§ WHAT IS REQUIRED
Each line of the listing where the string "number" appears is to be identified and copied.

§ MATERIALS PROVIDED
*-*-*
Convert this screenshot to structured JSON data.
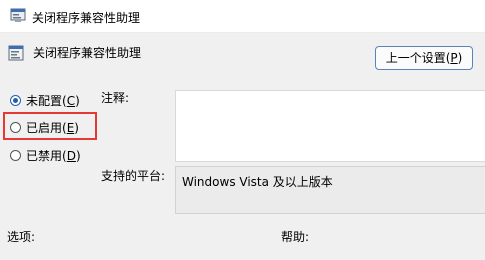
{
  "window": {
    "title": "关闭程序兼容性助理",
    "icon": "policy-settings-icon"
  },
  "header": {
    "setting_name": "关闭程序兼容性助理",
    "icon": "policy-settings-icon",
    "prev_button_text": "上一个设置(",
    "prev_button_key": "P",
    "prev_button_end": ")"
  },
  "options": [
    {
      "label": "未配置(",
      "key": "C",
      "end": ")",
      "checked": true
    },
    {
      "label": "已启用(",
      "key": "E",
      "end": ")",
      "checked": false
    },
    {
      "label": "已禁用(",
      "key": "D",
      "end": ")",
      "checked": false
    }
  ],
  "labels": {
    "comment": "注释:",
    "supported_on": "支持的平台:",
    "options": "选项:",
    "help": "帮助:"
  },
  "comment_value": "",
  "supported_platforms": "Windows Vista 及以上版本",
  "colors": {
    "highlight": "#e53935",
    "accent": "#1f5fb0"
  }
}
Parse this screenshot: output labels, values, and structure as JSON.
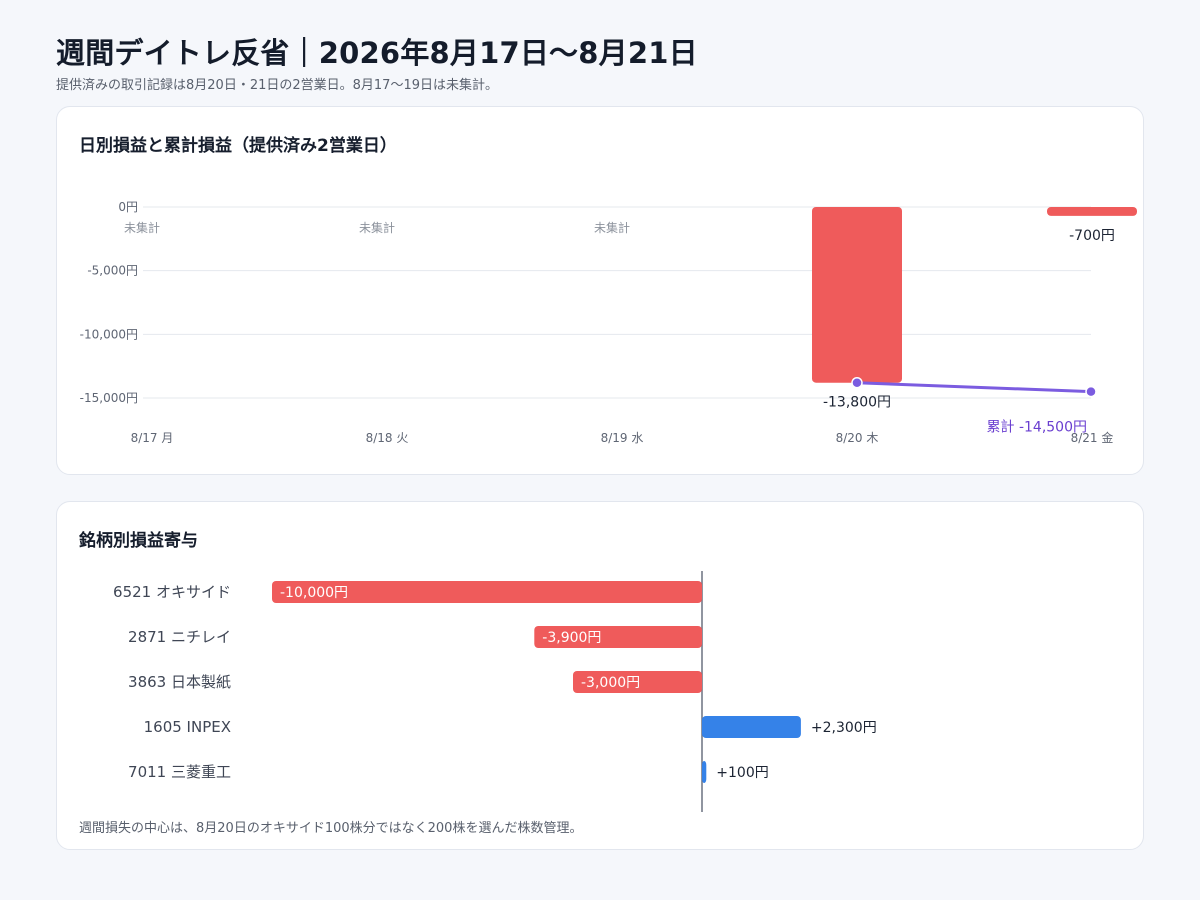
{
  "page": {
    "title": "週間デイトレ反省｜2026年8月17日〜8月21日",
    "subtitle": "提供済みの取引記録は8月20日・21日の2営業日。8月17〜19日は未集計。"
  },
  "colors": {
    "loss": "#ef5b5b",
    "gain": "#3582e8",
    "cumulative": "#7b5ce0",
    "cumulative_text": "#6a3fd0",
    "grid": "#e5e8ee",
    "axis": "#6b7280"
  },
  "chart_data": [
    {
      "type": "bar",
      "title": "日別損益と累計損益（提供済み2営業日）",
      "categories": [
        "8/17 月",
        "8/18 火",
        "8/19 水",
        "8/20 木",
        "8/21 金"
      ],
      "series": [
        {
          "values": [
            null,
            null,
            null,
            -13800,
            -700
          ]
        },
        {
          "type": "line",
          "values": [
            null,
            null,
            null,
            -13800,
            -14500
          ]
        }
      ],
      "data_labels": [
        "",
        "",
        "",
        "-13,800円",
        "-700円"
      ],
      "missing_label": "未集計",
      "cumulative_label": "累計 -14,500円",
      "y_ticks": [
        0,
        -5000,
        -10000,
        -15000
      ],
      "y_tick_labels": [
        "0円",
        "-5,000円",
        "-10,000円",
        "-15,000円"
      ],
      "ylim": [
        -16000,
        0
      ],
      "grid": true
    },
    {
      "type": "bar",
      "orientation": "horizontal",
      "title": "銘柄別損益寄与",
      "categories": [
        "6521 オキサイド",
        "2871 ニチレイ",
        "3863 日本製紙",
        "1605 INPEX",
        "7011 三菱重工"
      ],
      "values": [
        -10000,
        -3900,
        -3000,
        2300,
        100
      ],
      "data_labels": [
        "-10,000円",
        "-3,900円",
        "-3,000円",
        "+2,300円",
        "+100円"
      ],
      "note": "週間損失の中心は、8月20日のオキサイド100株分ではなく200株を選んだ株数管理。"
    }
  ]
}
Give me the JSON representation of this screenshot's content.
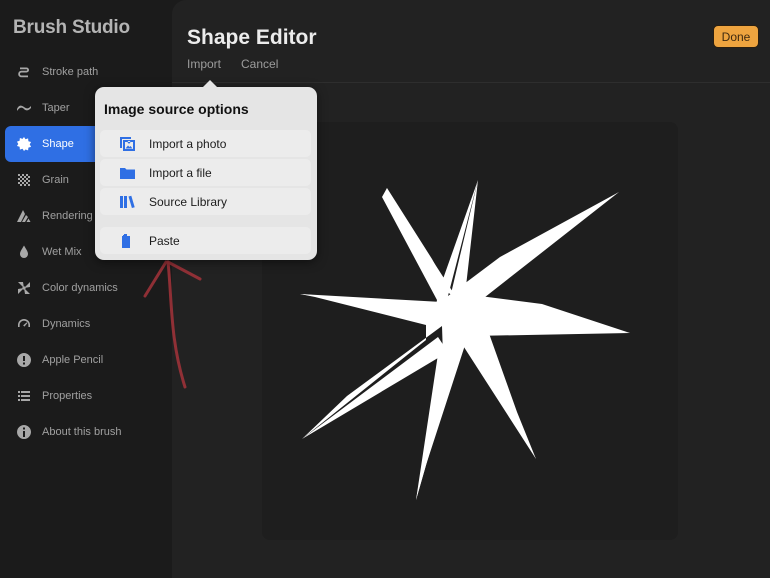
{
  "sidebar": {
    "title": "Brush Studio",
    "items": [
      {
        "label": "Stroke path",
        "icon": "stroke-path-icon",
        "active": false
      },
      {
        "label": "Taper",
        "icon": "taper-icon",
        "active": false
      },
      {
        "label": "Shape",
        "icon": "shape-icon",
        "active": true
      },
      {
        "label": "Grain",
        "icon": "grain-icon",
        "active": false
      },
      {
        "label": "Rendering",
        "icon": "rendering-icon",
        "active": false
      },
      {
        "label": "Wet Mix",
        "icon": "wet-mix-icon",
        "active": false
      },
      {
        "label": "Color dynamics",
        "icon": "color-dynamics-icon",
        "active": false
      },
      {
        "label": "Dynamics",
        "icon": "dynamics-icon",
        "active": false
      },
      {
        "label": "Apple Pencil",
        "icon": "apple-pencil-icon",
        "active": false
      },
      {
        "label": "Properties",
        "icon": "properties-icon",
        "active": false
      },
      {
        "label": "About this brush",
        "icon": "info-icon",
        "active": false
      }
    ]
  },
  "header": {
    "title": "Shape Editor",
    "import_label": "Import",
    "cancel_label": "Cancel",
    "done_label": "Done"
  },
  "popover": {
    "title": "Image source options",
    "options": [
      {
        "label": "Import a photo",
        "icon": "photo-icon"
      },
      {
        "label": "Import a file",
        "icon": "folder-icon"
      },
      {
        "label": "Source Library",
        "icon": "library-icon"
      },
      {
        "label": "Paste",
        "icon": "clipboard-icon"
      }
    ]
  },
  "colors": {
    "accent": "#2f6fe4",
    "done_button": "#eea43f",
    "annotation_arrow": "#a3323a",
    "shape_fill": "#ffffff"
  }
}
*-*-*
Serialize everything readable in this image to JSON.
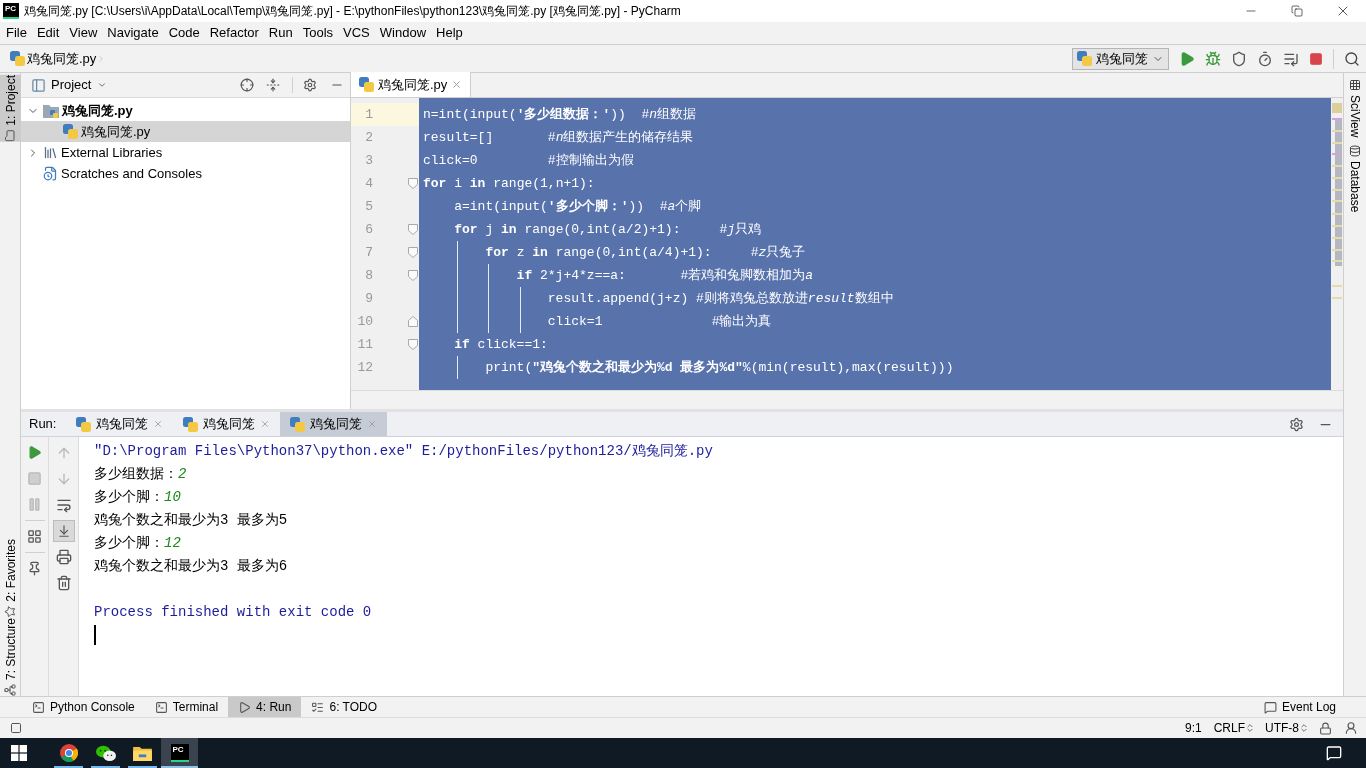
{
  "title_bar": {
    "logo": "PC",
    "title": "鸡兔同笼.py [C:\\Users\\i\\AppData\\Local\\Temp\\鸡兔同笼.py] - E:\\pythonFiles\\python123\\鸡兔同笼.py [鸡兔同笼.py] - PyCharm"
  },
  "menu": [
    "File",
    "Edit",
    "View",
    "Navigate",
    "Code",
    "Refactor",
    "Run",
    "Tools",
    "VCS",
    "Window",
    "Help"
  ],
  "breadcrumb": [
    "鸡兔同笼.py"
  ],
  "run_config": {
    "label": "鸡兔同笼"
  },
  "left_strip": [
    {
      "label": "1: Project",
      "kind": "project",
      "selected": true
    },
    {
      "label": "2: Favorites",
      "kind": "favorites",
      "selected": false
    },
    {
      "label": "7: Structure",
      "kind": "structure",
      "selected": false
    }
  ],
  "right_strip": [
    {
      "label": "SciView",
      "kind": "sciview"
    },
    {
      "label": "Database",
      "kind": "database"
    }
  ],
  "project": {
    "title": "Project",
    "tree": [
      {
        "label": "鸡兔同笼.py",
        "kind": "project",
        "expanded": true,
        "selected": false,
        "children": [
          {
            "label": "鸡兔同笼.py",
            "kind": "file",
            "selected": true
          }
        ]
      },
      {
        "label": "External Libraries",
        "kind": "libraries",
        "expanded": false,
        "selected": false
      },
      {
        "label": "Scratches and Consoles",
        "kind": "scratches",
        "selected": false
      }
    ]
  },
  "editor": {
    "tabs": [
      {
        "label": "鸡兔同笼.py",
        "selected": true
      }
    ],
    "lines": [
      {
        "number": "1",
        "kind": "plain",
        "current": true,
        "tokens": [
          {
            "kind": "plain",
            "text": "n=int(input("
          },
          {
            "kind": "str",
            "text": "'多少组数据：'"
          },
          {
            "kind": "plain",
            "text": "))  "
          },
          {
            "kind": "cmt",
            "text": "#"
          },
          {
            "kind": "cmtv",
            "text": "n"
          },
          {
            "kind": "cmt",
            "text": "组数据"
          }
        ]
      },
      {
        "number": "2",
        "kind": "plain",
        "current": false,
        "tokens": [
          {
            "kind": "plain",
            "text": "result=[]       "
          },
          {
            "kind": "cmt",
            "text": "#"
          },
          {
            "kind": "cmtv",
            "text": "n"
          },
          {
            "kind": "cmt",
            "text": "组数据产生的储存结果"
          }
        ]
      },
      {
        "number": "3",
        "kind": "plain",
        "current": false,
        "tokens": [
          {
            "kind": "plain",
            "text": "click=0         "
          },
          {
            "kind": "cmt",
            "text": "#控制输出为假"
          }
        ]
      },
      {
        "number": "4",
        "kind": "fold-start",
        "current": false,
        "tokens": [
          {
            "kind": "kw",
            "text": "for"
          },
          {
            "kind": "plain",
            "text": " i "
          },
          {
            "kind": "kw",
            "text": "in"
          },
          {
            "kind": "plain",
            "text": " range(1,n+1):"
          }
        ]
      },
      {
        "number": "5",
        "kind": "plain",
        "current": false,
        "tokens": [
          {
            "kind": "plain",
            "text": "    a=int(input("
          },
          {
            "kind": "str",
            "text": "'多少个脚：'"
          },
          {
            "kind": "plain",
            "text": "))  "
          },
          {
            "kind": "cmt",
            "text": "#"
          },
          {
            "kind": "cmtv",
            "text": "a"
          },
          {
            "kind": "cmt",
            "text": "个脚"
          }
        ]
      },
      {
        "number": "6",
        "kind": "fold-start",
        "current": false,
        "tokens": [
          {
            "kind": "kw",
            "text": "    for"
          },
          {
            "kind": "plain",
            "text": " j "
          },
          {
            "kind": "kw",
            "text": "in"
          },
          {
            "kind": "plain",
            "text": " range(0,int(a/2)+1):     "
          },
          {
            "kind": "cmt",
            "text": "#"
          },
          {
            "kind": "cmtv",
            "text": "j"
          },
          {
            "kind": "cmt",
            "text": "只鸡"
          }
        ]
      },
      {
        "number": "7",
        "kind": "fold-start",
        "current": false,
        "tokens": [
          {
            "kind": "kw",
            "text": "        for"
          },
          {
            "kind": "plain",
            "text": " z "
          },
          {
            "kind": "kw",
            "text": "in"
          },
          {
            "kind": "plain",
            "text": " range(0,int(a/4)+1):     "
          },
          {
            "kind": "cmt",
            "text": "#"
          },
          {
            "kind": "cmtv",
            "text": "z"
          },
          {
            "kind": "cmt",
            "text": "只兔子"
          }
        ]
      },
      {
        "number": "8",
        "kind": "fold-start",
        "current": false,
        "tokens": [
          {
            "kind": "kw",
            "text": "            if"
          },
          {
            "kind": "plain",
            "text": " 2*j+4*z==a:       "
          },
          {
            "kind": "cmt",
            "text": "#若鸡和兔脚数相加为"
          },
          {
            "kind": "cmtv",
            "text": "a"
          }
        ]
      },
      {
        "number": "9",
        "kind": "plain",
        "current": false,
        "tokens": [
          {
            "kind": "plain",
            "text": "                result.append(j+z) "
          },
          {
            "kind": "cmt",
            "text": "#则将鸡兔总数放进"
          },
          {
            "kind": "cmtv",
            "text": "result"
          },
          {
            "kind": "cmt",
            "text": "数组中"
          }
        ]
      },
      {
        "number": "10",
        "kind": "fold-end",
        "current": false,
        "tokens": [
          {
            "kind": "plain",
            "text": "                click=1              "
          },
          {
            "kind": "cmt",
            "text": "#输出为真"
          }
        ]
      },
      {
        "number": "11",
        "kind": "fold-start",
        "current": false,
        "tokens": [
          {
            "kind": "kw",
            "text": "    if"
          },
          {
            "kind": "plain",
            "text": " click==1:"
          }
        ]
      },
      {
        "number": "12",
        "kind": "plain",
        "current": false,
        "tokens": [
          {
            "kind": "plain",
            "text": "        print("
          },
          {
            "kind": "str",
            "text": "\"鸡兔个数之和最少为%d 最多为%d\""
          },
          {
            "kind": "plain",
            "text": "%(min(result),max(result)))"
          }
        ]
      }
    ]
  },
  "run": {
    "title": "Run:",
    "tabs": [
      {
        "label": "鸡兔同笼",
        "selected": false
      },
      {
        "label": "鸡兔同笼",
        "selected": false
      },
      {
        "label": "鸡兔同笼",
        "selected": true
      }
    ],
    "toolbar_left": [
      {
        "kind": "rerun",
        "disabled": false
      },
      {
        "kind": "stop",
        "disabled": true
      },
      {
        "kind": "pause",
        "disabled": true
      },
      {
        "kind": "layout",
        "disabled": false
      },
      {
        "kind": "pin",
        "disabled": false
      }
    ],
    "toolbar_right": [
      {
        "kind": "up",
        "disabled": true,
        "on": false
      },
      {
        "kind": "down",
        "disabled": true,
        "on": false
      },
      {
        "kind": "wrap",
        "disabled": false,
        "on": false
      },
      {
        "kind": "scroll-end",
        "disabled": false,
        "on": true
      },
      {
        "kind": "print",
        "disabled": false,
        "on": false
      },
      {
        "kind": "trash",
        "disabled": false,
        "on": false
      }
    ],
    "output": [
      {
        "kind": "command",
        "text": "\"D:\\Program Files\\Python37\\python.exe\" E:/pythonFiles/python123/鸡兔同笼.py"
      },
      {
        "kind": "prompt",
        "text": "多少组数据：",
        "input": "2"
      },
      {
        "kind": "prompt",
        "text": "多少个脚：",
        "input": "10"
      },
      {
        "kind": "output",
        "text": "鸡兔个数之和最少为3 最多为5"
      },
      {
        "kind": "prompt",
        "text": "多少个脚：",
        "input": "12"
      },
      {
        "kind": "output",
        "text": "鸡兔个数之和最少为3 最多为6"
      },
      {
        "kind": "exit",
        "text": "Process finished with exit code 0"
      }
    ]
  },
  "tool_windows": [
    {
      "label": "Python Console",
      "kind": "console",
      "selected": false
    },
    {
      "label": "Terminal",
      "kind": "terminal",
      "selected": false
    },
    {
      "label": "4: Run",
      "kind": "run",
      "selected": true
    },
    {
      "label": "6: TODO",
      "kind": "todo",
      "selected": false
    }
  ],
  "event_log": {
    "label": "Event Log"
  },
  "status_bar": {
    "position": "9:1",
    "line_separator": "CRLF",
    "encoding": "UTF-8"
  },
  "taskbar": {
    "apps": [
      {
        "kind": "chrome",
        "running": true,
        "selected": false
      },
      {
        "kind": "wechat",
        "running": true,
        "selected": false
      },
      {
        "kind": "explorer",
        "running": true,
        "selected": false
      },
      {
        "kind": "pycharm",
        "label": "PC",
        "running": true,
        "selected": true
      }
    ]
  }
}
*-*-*
§ WRITTEN ANSWER
        "number": "1",
        "number": "2",
        "number": "3",
        "number": "4",
        "number": "5",
        "number": "6",
        "number": "7",
        "number": "8",
        "number": "9",
        "number": "10",
        "number": "11",
        "number": "12",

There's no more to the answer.